Data about app and page elements:
[Start of section]
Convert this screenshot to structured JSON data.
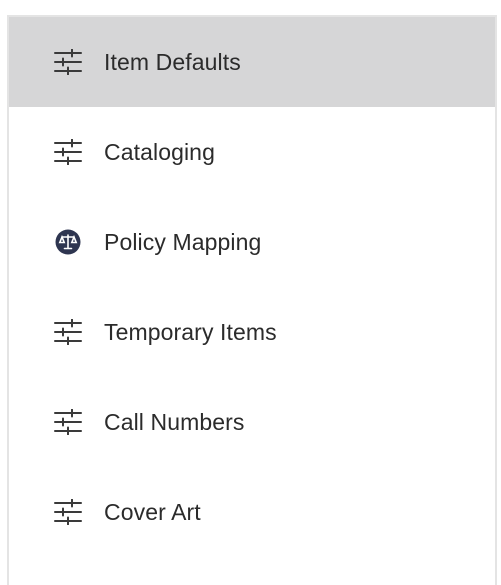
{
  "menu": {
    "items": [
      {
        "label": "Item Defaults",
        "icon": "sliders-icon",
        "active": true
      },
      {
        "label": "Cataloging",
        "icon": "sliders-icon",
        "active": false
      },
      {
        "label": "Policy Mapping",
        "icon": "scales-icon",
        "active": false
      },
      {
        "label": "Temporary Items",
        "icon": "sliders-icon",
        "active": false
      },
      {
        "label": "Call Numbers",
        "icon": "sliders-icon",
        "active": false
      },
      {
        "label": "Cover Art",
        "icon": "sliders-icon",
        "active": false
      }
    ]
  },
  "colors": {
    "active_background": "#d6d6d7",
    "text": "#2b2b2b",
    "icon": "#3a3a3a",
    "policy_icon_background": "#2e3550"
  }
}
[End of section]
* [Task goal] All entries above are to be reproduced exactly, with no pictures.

* [Output of the exercise]
Convert this screenshot to structured JSON data.
{
  "menu": {
    "items": [
      {
        "label": "Item Defaults",
        "icon": "sliders-icon",
        "active": true
      },
      {
        "label": "Cataloging",
        "icon": "sliders-icon",
        "active": false
      },
      {
        "label": "Policy Mapping",
        "icon": "scales-icon",
        "active": false
      },
      {
        "label": "Temporary Items",
        "icon": "sliders-icon",
        "active": false
      },
      {
        "label": "Call Numbers",
        "icon": "sliders-icon",
        "active": false
      },
      {
        "label": "Cover Art",
        "icon": "sliders-icon",
        "active": false
      }
    ]
  },
  "colors": {
    "active_background": "#d6d6d7",
    "text": "#2b2b2b",
    "icon": "#3a3a3a",
    "policy_icon_background": "#2e3550"
  }
}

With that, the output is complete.